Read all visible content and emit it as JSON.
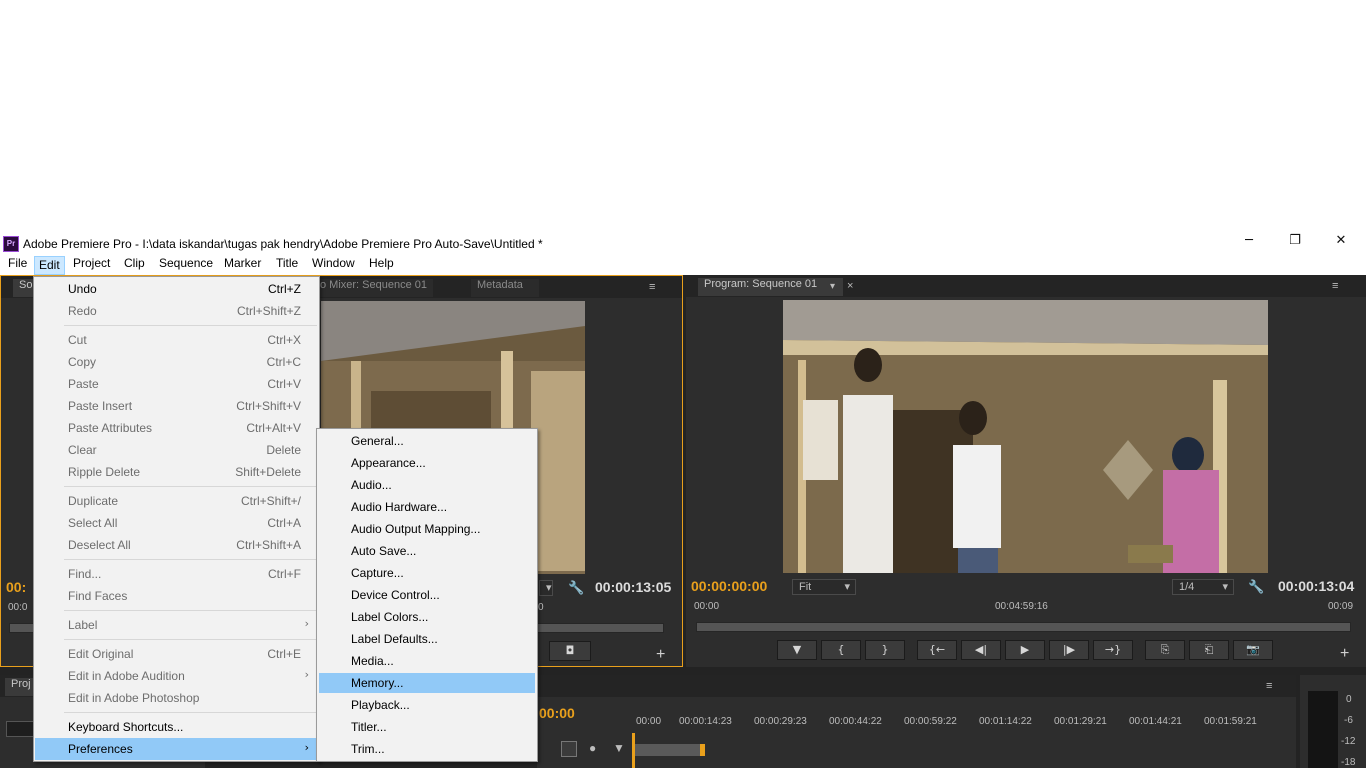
{
  "window": {
    "app_icon": "Pr",
    "title": "Adobe Premiere Pro - I:\\data iskandar\\tugas pak hendry\\Adobe Premiere Pro Auto-Save\\Untitled *",
    "minimize": "─",
    "restore": "❐",
    "close": "✕"
  },
  "menubar": [
    "File",
    "Edit",
    "Project",
    "Clip",
    "Sequence",
    "Marker",
    "Title",
    "Window",
    "Help"
  ],
  "edit_menu": [
    {
      "label": "Undo",
      "shortcut": "Ctrl+Z",
      "enabled": true
    },
    {
      "label": "Redo",
      "shortcut": "Ctrl+Shift+Z",
      "enabled": false
    },
    {
      "label": "Cut",
      "shortcut": "Ctrl+X",
      "enabled": false
    },
    {
      "label": "Copy",
      "shortcut": "Ctrl+C",
      "enabled": false
    },
    {
      "label": "Paste",
      "shortcut": "Ctrl+V",
      "enabled": false
    },
    {
      "label": "Paste Insert",
      "shortcut": "Ctrl+Shift+V",
      "enabled": false
    },
    {
      "label": "Paste Attributes",
      "shortcut": "Ctrl+Alt+V",
      "enabled": false
    },
    {
      "label": "Clear",
      "shortcut": "Delete",
      "enabled": false
    },
    {
      "label": "Ripple Delete",
      "shortcut": "Shift+Delete",
      "enabled": false
    },
    {
      "label": "Duplicate",
      "shortcut": "Ctrl+Shift+/",
      "enabled": false
    },
    {
      "label": "Select All",
      "shortcut": "Ctrl+A",
      "enabled": false
    },
    {
      "label": "Deselect All",
      "shortcut": "Ctrl+Shift+A",
      "enabled": false
    },
    {
      "label": "Find...",
      "shortcut": "Ctrl+F",
      "enabled": false
    },
    {
      "label": "Find Faces",
      "shortcut": "",
      "enabled": false
    },
    {
      "label": "Label",
      "shortcut": "",
      "enabled": false,
      "submenu": true
    },
    {
      "label": "Edit Original",
      "shortcut": "Ctrl+E",
      "enabled": false
    },
    {
      "label": "Edit in Adobe Audition",
      "shortcut": "",
      "enabled": false,
      "submenu": true
    },
    {
      "label": "Edit in Adobe Photoshop",
      "shortcut": "",
      "enabled": false
    },
    {
      "label": "Keyboard Shortcuts...",
      "shortcut": "",
      "enabled": true
    },
    {
      "label": "Preferences",
      "shortcut": "",
      "enabled": true,
      "submenu": true,
      "highlighted": true
    }
  ],
  "preferences_submenu": [
    {
      "label": "General..."
    },
    {
      "label": "Appearance..."
    },
    {
      "label": "Audio..."
    },
    {
      "label": "Audio Hardware..."
    },
    {
      "label": "Audio Output Mapping..."
    },
    {
      "label": "Auto Save..."
    },
    {
      "label": "Capture..."
    },
    {
      "label": "Device Control..."
    },
    {
      "label": "Label Colors..."
    },
    {
      "label": "Label Defaults..."
    },
    {
      "label": "Media..."
    },
    {
      "label": "Memory...",
      "highlighted": true
    },
    {
      "label": "Playback..."
    },
    {
      "label": "Titler..."
    },
    {
      "label": "Trim..."
    }
  ],
  "source_panel": {
    "tab_source": "So",
    "tab_mixer": "o Mixer: Sequence 01",
    "tab_metadata": "Metadata",
    "timecode_left": "00:",
    "timecode_right": "00:00:13:05",
    "ruler_left": "00:0",
    "ruler_right": "0"
  },
  "program_panel": {
    "tab": "Program: Sequence 01",
    "timecode_left": "00:00:00:00",
    "fit": "Fit",
    "resolution": "1/4",
    "timecode_right": "00:00:13:04",
    "ruler_start": "00:00",
    "ruler_mid": "00:04:59:16",
    "ruler_end": "00:09",
    "controls": [
      "▼",
      "{",
      "}",
      "{←",
      "◀|",
      "▶",
      "|▶",
      "→}",
      "⎘",
      "⎗",
      "📷"
    ]
  },
  "project_panel": {
    "tab": "Proj"
  },
  "timeline": {
    "timecode": "00:00",
    "ruler": [
      "00:00",
      "00:00:14:23",
      "00:00:29:23",
      "00:00:44:22",
      "00:00:59:22",
      "00:01:14:22",
      "00:01:29:21",
      "00:01:44:21",
      "00:01:59:21"
    ]
  },
  "audio_meter": {
    "labels": [
      "0",
      "-6",
      "-12",
      "-18"
    ]
  },
  "colors": {
    "timecode_yellow": "#e9a01c",
    "menu_highlight": "#91c9f7",
    "panel_bg": "#2d2d2d"
  }
}
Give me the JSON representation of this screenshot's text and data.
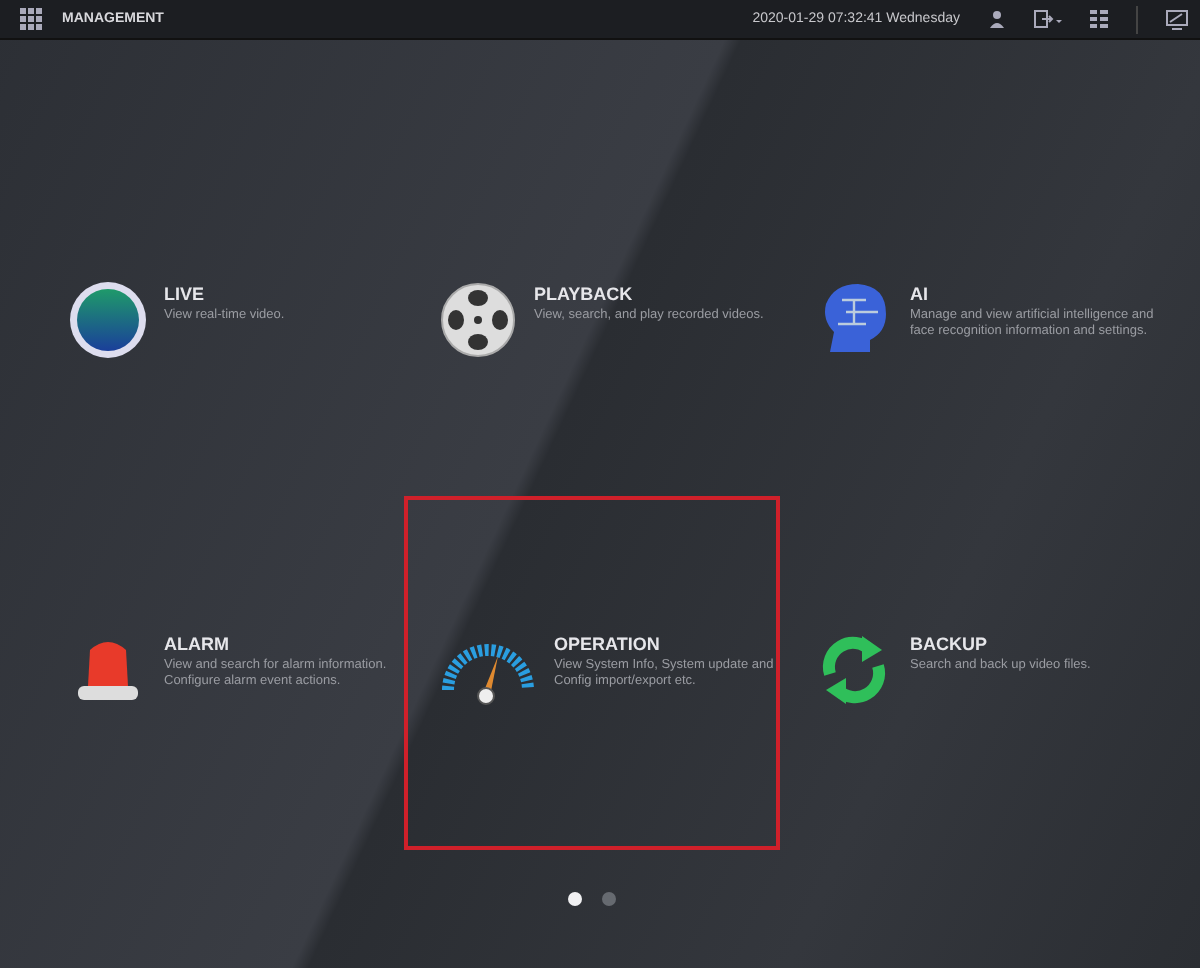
{
  "top_bar": {
    "title": "MANAGEMENT",
    "datetime": "2020-01-29 07:32:41 Wednesday"
  },
  "tiles": [
    {
      "kind": "live",
      "title": "LIVE",
      "description": "View real-time video.",
      "highlighted": false
    },
    {
      "kind": "playback",
      "title": "PLAYBACK",
      "description": "View, search, and play recorded videos.",
      "highlighted": false
    },
    {
      "kind": "ai",
      "title": "AI",
      "description": "Manage and view artificial intelligence and face recognition information and settings.",
      "highlighted": false
    },
    {
      "kind": "alarm",
      "title": "ALARM",
      "description": "View and search for alarm information. Configure alarm event actions.",
      "highlighted": false
    },
    {
      "kind": "operation",
      "title": "OPERATION",
      "description": "View System Info, System update and Config import/export etc.",
      "highlighted": true
    },
    {
      "kind": "backup",
      "title": "BACKUP",
      "description": "Search and back up video files.",
      "highlighted": false
    }
  ],
  "pages": [
    {
      "selected": true
    },
    {
      "selected": false
    }
  ]
}
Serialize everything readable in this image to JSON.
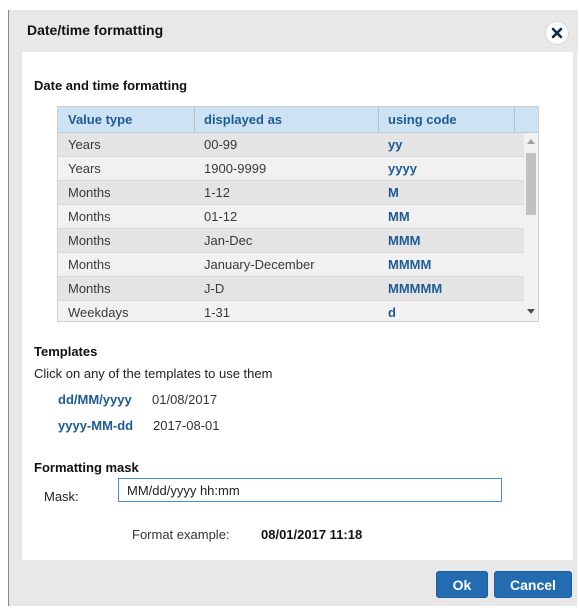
{
  "dialog": {
    "title": "Date/time formatting",
    "close_icon": "close-icon"
  },
  "formatting": {
    "section_title": "Date and time formatting",
    "columns": [
      "Value type",
      "displayed as",
      "using code"
    ],
    "rows": [
      {
        "value_type": "Years",
        "displayed_as": "00-99",
        "code": "yy"
      },
      {
        "value_type": "Years",
        "displayed_as": "1900-9999",
        "code": "yyyy"
      },
      {
        "value_type": "Months",
        "displayed_as": "1-12",
        "code": "M"
      },
      {
        "value_type": "Months",
        "displayed_as": "01-12",
        "code": "MM"
      },
      {
        "value_type": "Months",
        "displayed_as": "Jan-Dec",
        "code": "MMM"
      },
      {
        "value_type": "Months",
        "displayed_as": "January-December",
        "code": "MMMM"
      },
      {
        "value_type": "Months",
        "displayed_as": "J-D",
        "code": "MMMMM"
      },
      {
        "value_type": "Weekdays",
        "displayed_as": "1-31",
        "code": "d"
      }
    ]
  },
  "templates": {
    "section_title": "Templates",
    "hint": "Click on any of the templates to use them",
    "items": [
      {
        "pattern": "dd/MM/yyyy",
        "sample": "01/08/2017"
      },
      {
        "pattern": "yyyy-MM-dd",
        "sample": "2017-08-01"
      }
    ]
  },
  "mask": {
    "section_title": "Formatting mask",
    "label": "Mask:",
    "value": "MM/dd/yyyy hh:mm",
    "example_label": "Format example:",
    "example_value": "08/01/2017 11:18"
  },
  "buttons": {
    "ok": "Ok",
    "cancel": "Cancel"
  },
  "colors": {
    "accent": "#246cb0",
    "link": "#1f5b93",
    "header_bg": "#cde3f3"
  }
}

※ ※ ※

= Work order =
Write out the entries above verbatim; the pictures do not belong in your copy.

= Answer to the problem =
Read all visible content and emit it as JSON.
{
  "window": {
    "app_icon": "Pr",
    "title": "Adobe Premiere Pro - I:\\data iskandar\\tugas pak hendry\\Adobe Premiere Pro Auto-Save\\Untitled *",
    "minimize": "─",
    "restore": "❐",
    "close": "✕"
  },
  "menubar": [
    "File",
    "Edit",
    "Project",
    "Clip",
    "Sequence",
    "Marker",
    "Title",
    "Window",
    "Help"
  ],
  "edit_menu": [
    {
      "label": "Undo",
      "shortcut": "Ctrl+Z",
      "enabled": true
    },
    {
      "label": "Redo",
      "shortcut": "Ctrl+Shift+Z",
      "enabled": false
    },
    {
      "label": "Cut",
      "shortcut": "Ctrl+X",
      "enabled": false
    },
    {
      "label": "Copy",
      "shortcut": "Ctrl+C",
      "enabled": false
    },
    {
      "label": "Paste",
      "shortcut": "Ctrl+V",
      "enabled": false
    },
    {
      "label": "Paste Insert",
      "shortcut": "Ctrl+Shift+V",
      "enabled": false
    },
    {
      "label": "Paste Attributes",
      "shortcut": "Ctrl+Alt+V",
      "enabled": false
    },
    {
      "label": "Clear",
      "shortcut": "Delete",
      "enabled": false
    },
    {
      "label": "Ripple Delete",
      "shortcut": "Shift+Delete",
      "enabled": false
    },
    {
      "label": "Duplicate",
      "shortcut": "Ctrl+Shift+/",
      "enabled": false
    },
    {
      "label": "Select All",
      "shortcut": "Ctrl+A",
      "enabled": false
    },
    {
      "label": "Deselect All",
      "shortcut": "Ctrl+Shift+A",
      "enabled": false
    },
    {
      "label": "Find...",
      "shortcut": "Ctrl+F",
      "enabled": false
    },
    {
      "label": "Find Faces",
      "shortcut": "",
      "enabled": false
    },
    {
      "label": "Label",
      "shortcut": "",
      "enabled": false,
      "submenu": true
    },
    {
      "label": "Edit Original",
      "shortcut": "Ctrl+E",
      "enabled": false
    },
    {
      "label": "Edit in Adobe Audition",
      "shortcut": "",
      "enabled": false,
      "submenu": true
    },
    {
      "label": "Edit in Adobe Photoshop",
      "shortcut": "",
      "enabled": false
    },
    {
      "label": "Keyboard Shortcuts...",
      "shortcut": "",
      "enabled": true
    },
    {
      "label": "Preferences",
      "shortcut": "",
      "enabled": true,
      "submenu": true,
      "highlighted": true
    }
  ],
  "preferences_submenu": [
    {
      "label": "General..."
    },
    {
      "label": "Appearance..."
    },
    {
      "label": "Audio..."
    },
    {
      "label": "Audio Hardware..."
    },
    {
      "label": "Audio Output Mapping..."
    },
    {
      "label": "Auto Save..."
    },
    {
      "label": "Capture..."
    },
    {
      "label": "Device Control..."
    },
    {
      "label": "Label Colors..."
    },
    {
      "label": "Label Defaults..."
    },
    {
      "label": "Media..."
    },
    {
      "label": "Memory...",
      "highlighted": true
    },
    {
      "label": "Playback..."
    },
    {
      "label": "Titler..."
    },
    {
      "label": "Trim..."
    }
  ],
  "source_panel": {
    "tab_source": "So",
    "tab_mixer": "o Mixer: Sequence 01",
    "tab_metadata": "Metadata",
    "timecode_left": "00:",
    "timecode_right": "00:00:13:05",
    "ruler_left": "00:0",
    "ruler_right": "0"
  },
  "program_panel": {
    "tab": "Program: Sequence 01",
    "timecode_left": "00:00:00:00",
    "fit": "Fit",
    "resolution": "1/4",
    "timecode_right": "00:00:13:04",
    "ruler_start": "00:00",
    "ruler_mid": "00:04:59:16",
    "ruler_end": "00:09",
    "controls": [
      "▼",
      "{",
      "}",
      "{←",
      "◀|",
      "▶",
      "|▶",
      "→}",
      "⎘",
      "⎗",
      "📷"
    ]
  },
  "project_panel": {
    "tab": "Proj"
  },
  "timeline": {
    "timecode": "00:00",
    "ruler": [
      "00:00",
      "00:00:14:23",
      "00:00:29:23",
      "00:00:44:22",
      "00:00:59:22",
      "00:01:14:22",
      "00:01:29:21",
      "00:01:44:21",
      "00:01:59:21"
    ]
  },
  "audio_meter": {
    "labels": [
      "0",
      "-6",
      "-12",
      "-18"
    ]
  },
  "colors": {
    "timecode_yellow": "#e9a01c",
    "menu_highlight": "#91c9f7",
    "panel_bg": "#2d2d2d"
  }
}
Give me the JSON representation of this screenshot's text and data.
{
  "top_bar": {
    "title": "MANAGEMENT",
    "datetime": "2020-01-29 07:32:41 Wednesday"
  },
  "tiles": [
    {
      "kind": "live",
      "title": "LIVE",
      "description": "View real-time video.",
      "highlighted": false
    },
    {
      "kind": "playback",
      "title": "PLAYBACK",
      "description": "View, search, and play recorded videos.",
      "highlighted": false
    },
    {
      "kind": "ai",
      "title": "AI",
      "description": "Manage and view artificial intelligence and face recognition information and settings.",
      "highlighted": false
    },
    {
      "kind": "alarm",
      "title": "ALARM",
      "description": "View and search for alarm information. Configure alarm event actions.",
      "highlighted": false
    },
    {
      "kind": "operation",
      "title": "OPERATION",
      "description": "View System Info, System update and Config import/export etc.",
      "highlighted": true
    },
    {
      "kind": "backup",
      "title": "BACKUP",
      "description": "Search and back up video files.",
      "highlighted": false
    }
  ],
  "pages": [
    {
      "selected": true
    },
    {
      "selected": false
    }
  ]
}
Serialize everything readable in this image to JSON.
{
  "dialog": {
    "title": "Date/time formatting",
    "close_icon": "close-icon"
  },
  "formatting": {
    "section_title": "Date and time formatting",
    "columns": [
      "Value type",
      "displayed as",
      "using code"
    ],
    "rows": [
      {
        "value_type": "Years",
        "displayed_as": "00-99",
        "code": "yy"
      },
      {
        "value_type": "Years",
        "displayed_as": "1900-9999",
        "code": "yyyy"
      },
      {
        "value_type": "Months",
        "displayed_as": "1-12",
        "code": "M"
      },
      {
        "value_type": "Months",
        "displayed_as": "01-12",
        "code": "MM"
      },
      {
        "value_type": "Months",
        "displayed_as": "Jan-Dec",
        "code": "MMM"
      },
      {
        "value_type": "Months",
        "displayed_as": "January-December",
        "code": "MMMM"
      },
      {
        "value_type": "Months",
        "displayed_as": "J-D",
        "code": "MMMMM"
      },
      {
        "value_type": "Weekdays",
        "displayed_as": "1-31",
        "code": "d"
      }
    ]
  },
  "templates": {
    "section_title": "Templates",
    "hint": "Click on any of the templates to use them",
    "items": [
      {
        "pattern": "dd/MM/yyyy",
        "sample": "01/08/2017"
      },
      {
        "pattern": "yyyy-MM-dd",
        "sample": "2017-08-01"
      }
    ]
  },
  "mask": {
    "section_title": "Formatting mask",
    "label": "Mask:",
    "value": "MM/dd/yyyy hh:mm",
    "example_label": "Format example:",
    "example_value": "08/01/2017 11:18"
  },
  "buttons": {
    "ok": "Ok",
    "cancel": "Cancel"
  },
  "colors": {
    "accent": "#246cb0",
    "link": "#1f5b93",
    "header_bg": "#cde3f3"
  }
}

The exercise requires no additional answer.